+++ EXCERPTED DATA +++

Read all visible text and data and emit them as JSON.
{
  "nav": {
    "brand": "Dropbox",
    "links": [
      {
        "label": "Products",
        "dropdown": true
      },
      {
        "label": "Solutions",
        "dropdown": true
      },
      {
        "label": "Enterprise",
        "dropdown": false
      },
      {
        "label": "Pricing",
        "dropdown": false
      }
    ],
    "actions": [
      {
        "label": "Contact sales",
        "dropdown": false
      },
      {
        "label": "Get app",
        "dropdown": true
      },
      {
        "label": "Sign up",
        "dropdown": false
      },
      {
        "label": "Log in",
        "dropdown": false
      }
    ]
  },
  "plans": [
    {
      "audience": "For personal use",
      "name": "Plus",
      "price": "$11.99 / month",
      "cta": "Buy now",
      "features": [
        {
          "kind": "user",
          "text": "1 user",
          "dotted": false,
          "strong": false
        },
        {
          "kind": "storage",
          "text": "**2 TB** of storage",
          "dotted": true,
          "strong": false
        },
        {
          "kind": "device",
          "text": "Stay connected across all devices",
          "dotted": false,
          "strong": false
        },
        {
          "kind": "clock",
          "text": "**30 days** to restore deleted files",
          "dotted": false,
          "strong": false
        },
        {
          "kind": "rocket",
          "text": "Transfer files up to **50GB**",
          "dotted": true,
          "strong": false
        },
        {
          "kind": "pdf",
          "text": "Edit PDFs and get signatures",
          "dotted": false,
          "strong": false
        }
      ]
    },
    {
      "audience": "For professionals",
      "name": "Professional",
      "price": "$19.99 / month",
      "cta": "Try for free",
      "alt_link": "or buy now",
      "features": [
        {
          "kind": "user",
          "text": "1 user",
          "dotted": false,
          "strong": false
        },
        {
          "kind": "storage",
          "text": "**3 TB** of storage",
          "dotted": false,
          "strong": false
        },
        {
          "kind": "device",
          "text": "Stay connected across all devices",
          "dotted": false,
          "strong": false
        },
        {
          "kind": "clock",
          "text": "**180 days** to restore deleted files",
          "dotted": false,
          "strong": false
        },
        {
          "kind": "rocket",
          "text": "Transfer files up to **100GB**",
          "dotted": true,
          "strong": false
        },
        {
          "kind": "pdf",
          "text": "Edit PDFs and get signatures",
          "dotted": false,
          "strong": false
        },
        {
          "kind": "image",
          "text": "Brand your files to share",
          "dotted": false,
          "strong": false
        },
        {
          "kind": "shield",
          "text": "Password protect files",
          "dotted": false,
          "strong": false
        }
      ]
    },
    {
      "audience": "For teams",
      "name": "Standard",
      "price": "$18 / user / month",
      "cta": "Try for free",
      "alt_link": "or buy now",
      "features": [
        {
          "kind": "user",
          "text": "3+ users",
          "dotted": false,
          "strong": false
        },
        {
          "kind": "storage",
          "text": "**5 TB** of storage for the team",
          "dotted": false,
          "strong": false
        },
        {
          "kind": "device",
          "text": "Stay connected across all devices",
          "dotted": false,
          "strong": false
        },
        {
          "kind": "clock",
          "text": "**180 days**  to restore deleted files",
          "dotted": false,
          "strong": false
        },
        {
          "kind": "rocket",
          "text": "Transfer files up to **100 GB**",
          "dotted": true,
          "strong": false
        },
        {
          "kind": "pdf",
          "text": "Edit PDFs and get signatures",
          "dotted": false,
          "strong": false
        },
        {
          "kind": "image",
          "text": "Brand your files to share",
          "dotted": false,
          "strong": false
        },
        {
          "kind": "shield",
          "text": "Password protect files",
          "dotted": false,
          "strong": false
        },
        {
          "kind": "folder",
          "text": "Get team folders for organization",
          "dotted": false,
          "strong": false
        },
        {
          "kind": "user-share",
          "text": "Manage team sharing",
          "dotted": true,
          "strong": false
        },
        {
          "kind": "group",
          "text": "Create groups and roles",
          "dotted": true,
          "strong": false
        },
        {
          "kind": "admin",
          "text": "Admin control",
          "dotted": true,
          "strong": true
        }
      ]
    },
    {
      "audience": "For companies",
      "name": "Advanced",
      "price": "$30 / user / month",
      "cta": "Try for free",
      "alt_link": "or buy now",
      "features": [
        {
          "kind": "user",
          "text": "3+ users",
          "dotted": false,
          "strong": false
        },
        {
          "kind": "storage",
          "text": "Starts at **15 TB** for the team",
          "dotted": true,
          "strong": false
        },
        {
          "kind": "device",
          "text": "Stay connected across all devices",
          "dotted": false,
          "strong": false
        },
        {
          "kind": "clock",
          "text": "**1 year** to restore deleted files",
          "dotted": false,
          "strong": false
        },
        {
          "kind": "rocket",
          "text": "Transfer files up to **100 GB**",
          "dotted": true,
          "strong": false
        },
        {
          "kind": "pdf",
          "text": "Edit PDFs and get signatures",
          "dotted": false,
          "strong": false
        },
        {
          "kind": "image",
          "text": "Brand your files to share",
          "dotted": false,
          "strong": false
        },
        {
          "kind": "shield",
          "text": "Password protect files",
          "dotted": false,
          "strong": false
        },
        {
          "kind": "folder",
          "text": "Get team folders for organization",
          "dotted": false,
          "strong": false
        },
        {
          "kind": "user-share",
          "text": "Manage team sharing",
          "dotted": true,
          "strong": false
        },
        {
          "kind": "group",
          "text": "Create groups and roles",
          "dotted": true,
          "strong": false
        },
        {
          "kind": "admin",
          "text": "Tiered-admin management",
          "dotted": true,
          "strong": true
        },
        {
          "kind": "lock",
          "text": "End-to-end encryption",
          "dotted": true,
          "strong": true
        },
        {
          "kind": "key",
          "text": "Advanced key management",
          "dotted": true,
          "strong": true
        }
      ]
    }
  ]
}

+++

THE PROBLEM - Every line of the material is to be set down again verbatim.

SOLUTION TO THIS EXERCISE -
Read all visible text and data and emit them as JSON.
{
  "nav": {
    "brand": "Dropbox",
    "links": [
      {
        "label": "Products",
        "dropdown": true
      },
      {
        "label": "Solutions",
        "dropdown": true
      },
      {
        "label": "Enterprise",
        "dropdown": false
      },
      {
        "label": "Pricing",
        "dropdown": false
      }
    ],
    "actions": [
      {
        "label": "Contact sales",
        "dropdown": false
      },
      {
        "label": "Get app",
        "dropdown": true
      },
      {
        "label": "Sign up",
        "dropdown": false
      },
      {
        "label": "Log in",
        "dropdown": false
      }
    ]
  },
  "plans": [
    {
      "audience": "For personal use",
      "name": "Plus",
      "price": "$11.99 / month",
      "cta": "Buy now",
      "features": [
        {
          "kind": "user",
          "text": "1 user",
          "dotted": false,
          "strong": false
        },
        {
          "kind": "storage",
          "text": "**2 TB** of storage",
          "dotted": true,
          "strong": false
        },
        {
          "kind": "device",
          "text": "Stay connected across all devices",
          "dotted": false,
          "strong": false
        },
        {
          "kind": "clock",
          "text": "**30 days** to restore deleted files",
          "dotted": false,
          "strong": false
        },
        {
          "kind": "rocket",
          "text": "Transfer files up to **50GB**",
          "dotted": true,
          "strong": false
        },
        {
          "kind": "pdf",
          "text": "Edit PDFs and get signatures",
          "dotted": false,
          "strong": false
        }
      ]
    },
    {
      "audience": "For professionals",
      "name": "Professional",
      "price": "$19.99 / month",
      "cta": "Try for free",
      "alt_link": "or buy now",
      "features": [
        {
          "kind": "user",
          "text": "1 user",
          "dotted": false,
          "strong": false
        },
        {
          "kind": "storage",
          "text": "**3 TB** of storage",
          "dotted": false,
          "strong": false
        },
        {
          "kind": "device",
          "text": "Stay connected across all devices",
          "dotted": false,
          "strong": false
        },
        {
          "kind": "clock",
          "text": "**180 days** to restore deleted files",
          "dotted": false,
          "strong": false
        },
        {
          "kind": "rocket",
          "text": "Transfer files up to **100GB**",
          "dotted": true,
          "strong": false
        },
        {
          "kind": "pdf",
          "text": "Edit PDFs and get signatures",
          "dotted": false,
          "strong": false
        },
        {
          "kind": "image",
          "text": "Brand your files to share",
          "dotted": false,
          "strong": false
        },
        {
          "kind": "shield",
          "text": "Password protect files",
          "dotted": false,
          "strong": false
        }
      ]
    },
    {
      "audience": "For teams",
      "name": "Standard",
      "price": "$18 / user / month",
      "cta": "Try for free",
      "alt_link": "or buy now",
      "features": [
        {
          "kind": "user",
          "text": "3+ users",
          "dotted": false,
          "strong": false
        },
        {
          "kind": "storage",
          "text": "**5 TB** of storage for the team",
          "dotted": false,
          "strong": false
        },
        {
          "kind": "device",
          "text": "Stay connected across all devices",
          "dotted": false,
          "strong": false
        },
        {
          "kind": "clock",
          "text": "**180 days**  to restore deleted files",
          "dotted": false,
          "strong": false
        },
        {
          "kind": "rocket",
          "text": "Transfer files up to **100 GB**",
          "dotted": true,
          "strong": false
        },
        {
          "kind": "pdf",
          "text": "Edit PDFs and get signatures",
          "dotted": false,
          "strong": false
        },
        {
          "kind": "image",
          "text": "Brand your files to share",
          "dotted": false,
          "strong": false
        },
        {
          "kind": "shield",
          "text": "Password protect files",
          "dotted": false,
          "strong": false
        },
        {
          "kind": "folder",
          "text": "Get team folders for organization",
          "dotted": false,
          "strong": false
        },
        {
          "kind": "user-share",
          "text": "Manage team sharing",
          "dotted": true,
          "strong": false
        },
        {
          "kind": "group",
          "text": "Create groups and roles",
          "dotted": true,
          "strong": false
        },
        {
          "kind": "admin",
          "text": "Admin control",
          "dotted": true,
          "strong": true
        }
      ]
    },
    {
      "audience": "For companies",
      "name": "Advanced",
      "price": "$30 / user / month",
      "cta": "Try for free",
      "alt_link": "or buy now",
      "features": [
        {
          "kind": "user",
          "text": "3+ users",
          "dotted": false,
          "strong": false
        },
        {
          "kind": "storage",
          "text": "Starts at **15 TB** for the team",
          "dotted": true,
          "strong": false
        },
        {
          "kind": "device",
          "text": "Stay connected across all devices",
          "dotted": false,
          "strong": false
        },
        {
          "kind": "clock",
          "text": "**1 year** to restore deleted files",
          "dotted": false,
          "strong": false
        },
        {
          "kind": "rocket",
          "text": "Transfer files up to **100 GB**",
          "dotted": true,
          "strong": false
        },
        {
          "kind": "pdf",
          "text": "Edit PDFs and get signatures",
          "dotted": false,
          "strong": false
        },
        {
          "kind": "image",
          "text": "Brand your files to share",
          "dotted": false,
          "strong": false
        },
        {
          "kind": "shield",
          "text": "Password protect files",
          "dotted": false,
          "strong": false
        },
        {
          "kind": "folder",
          "text": "Get team folders for organization",
          "dotted": false,
          "strong": false
        },
        {
          "kind": "user-share",
          "text": "Manage team sharing",
          "dotted": true,
          "strong": false
        },
        {
          "kind": "group",
          "text": "Create groups and roles",
          "dotted": true,
          "strong": false
        },
        {
          "kind": "admin",
          "text": "Tiered-admin management",
          "dotted": true,
          "strong": true
        },
        {
          "kind": "lock",
          "text": "End-to-end encryption",
          "dotted": true,
          "strong": true
        },
        {
          "kind": "key",
          "text": "Advanced key management",
          "dotted": true,
          "strong": true
        }
      ]
    }
  ]
}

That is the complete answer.